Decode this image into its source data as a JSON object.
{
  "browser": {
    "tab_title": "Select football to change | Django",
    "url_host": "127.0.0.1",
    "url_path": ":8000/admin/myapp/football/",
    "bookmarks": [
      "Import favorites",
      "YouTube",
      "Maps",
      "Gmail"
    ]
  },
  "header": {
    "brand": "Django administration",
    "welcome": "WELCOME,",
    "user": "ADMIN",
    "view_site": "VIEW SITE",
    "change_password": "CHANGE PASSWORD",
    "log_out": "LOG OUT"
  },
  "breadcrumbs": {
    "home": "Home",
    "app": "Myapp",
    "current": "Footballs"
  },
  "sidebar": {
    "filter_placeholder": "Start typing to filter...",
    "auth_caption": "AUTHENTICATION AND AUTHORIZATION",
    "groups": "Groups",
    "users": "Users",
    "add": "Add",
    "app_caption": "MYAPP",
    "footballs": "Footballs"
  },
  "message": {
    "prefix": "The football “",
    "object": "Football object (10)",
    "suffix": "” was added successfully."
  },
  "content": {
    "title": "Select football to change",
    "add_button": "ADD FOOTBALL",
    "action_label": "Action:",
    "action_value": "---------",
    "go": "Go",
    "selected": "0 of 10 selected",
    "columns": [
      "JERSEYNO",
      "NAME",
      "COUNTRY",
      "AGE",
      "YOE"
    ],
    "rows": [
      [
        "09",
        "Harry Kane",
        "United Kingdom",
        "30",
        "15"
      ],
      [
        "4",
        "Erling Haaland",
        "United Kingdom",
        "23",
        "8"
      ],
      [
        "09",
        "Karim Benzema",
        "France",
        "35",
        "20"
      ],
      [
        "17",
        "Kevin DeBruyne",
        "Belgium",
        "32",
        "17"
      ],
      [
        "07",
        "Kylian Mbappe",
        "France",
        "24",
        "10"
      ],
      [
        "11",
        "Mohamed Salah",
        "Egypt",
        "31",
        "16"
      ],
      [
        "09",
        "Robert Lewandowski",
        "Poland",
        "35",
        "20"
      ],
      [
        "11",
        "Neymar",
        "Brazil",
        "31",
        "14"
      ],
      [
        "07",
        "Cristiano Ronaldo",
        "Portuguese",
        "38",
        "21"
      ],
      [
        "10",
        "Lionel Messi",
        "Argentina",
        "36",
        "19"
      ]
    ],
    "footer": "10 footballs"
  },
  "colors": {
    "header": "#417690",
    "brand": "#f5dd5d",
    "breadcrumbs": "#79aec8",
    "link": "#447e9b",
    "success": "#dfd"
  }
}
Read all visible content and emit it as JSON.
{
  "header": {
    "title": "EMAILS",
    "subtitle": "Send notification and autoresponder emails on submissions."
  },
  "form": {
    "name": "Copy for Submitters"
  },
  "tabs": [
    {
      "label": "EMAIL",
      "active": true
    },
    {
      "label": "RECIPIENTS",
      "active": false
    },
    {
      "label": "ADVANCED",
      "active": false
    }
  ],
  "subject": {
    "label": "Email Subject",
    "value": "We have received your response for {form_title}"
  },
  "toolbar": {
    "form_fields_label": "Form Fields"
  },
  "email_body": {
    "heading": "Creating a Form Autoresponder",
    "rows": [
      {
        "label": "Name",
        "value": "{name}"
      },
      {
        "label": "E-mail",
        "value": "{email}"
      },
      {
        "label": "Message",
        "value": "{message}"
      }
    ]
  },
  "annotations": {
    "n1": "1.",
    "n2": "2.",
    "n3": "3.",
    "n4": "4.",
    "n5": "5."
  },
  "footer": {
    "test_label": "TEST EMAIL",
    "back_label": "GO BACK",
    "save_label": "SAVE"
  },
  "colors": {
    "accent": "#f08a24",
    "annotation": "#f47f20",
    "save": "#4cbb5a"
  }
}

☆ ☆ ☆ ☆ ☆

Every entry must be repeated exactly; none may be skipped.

Answer.
Decode this image into its source data as a JSON object.
{
  "browser": {
    "tab_title": "Select football to change | Django",
    "url_host": "127.0.0.1",
    "url_path": ":8000/admin/myapp/football/",
    "bookmarks": [
      "Import favorites",
      "YouTube",
      "Maps",
      "Gmail"
    ]
  },
  "header": {
    "brand": "Django administration",
    "welcome": "WELCOME,",
    "user": "ADMIN",
    "view_site": "VIEW SITE",
    "change_password": "CHANGE PASSWORD",
    "log_out": "LOG OUT"
  },
  "breadcrumbs": {
    "home": "Home",
    "app": "Myapp",
    "current": "Footballs"
  },
  "sidebar": {
    "filter_placeholder": "Start typing to filter...",
    "auth_caption": "AUTHENTICATION AND AUTHORIZATION",
    "groups": "Groups",
    "users": "Users",
    "add": "Add",
    "app_caption": "MYAPP",
    "footballs": "Footballs"
  },
  "message": {
    "prefix": "The football “",
    "object": "Football object (10)",
    "suffix": "” was added successfully."
  },
  "content": {
    "title": "Select football to change",
    "add_button": "ADD FOOTBALL",
    "action_label": "Action:",
    "action_value": "---------",
    "go": "Go",
    "selected": "0 of 10 selected",
    "columns": [
      "JERSEYNO",
      "NAME",
      "COUNTRY",
      "AGE",
      "YOE"
    ],
    "rows": [
      [
        "09",
        "Harry Kane",
        "United Kingdom",
        "30",
        "15"
      ],
      [
        "4",
        "Erling Haaland",
        "United Kingdom",
        "23",
        "8"
      ],
      [
        "09",
        "Karim Benzema",
        "France",
        "35",
        "20"
      ],
      [
        "17",
        "Kevin DeBruyne",
        "Belgium",
        "32",
        "17"
      ],
      [
        "07",
        "Kylian Mbappe",
        "France",
        "24",
        "10"
      ],
      [
        "11",
        "Mohamed Salah",
        "Egypt",
        "31",
        "16"
      ],
      [
        "09",
        "Robert Lewandowski",
        "Poland",
        "35",
        "20"
      ],
      [
        "11",
        "Neymar",
        "Brazil",
        "31",
        "14"
      ],
      [
        "07",
        "Cristiano Ronaldo",
        "Portuguese",
        "38",
        "21"
      ],
      [
        "10",
        "Lionel Messi",
        "Argentina",
        "36",
        "19"
      ]
    ],
    "footer": "10 footballs"
  },
  "colors": {
    "header": "#417690",
    "brand": "#f5dd5d",
    "breadcrumbs": "#79aec8",
    "link": "#447e9b",
    "success": "#dfd"
  }
}
Read all visible content and emit it as JSON.
{
  "header": {
    "title": "EMAILS",
    "subtitle": "Send notification and autoresponder emails on submissions."
  },
  "form": {
    "name": "Copy for Submitters"
  },
  "tabs": [
    {
      "label": "EMAIL",
      "active": true
    },
    {
      "label": "RECIPIENTS",
      "active": false
    },
    {
      "label": "ADVANCED",
      "active": false
    }
  ],
  "subject": {
    "label": "Email Subject",
    "value": "We have received your response for {form_title}"
  },
  "toolbar": {
    "form_fields_label": "Form Fields"
  },
  "email_body": {
    "heading": "Creating a Form Autoresponder",
    "rows": [
      {
        "label": "Name",
        "value": "{name}"
      },
      {
        "label": "E-mail",
        "value": "{email}"
      },
      {
        "label": "Message",
        "value": "{message}"
      }
    ]
  },
  "annotations": {
    "n1": "1.",
    "n2": "2.",
    "n3": "3.",
    "n4": "4.",
    "n5": "5."
  },
  "footer": {
    "test_label": "TEST EMAIL",
    "back_label": "GO BACK",
    "save_label": "SAVE"
  },
  "colors": {
    "accent": "#f08a24",
    "annotation": "#f47f20",
    "save": "#4cbb5a"
  }
}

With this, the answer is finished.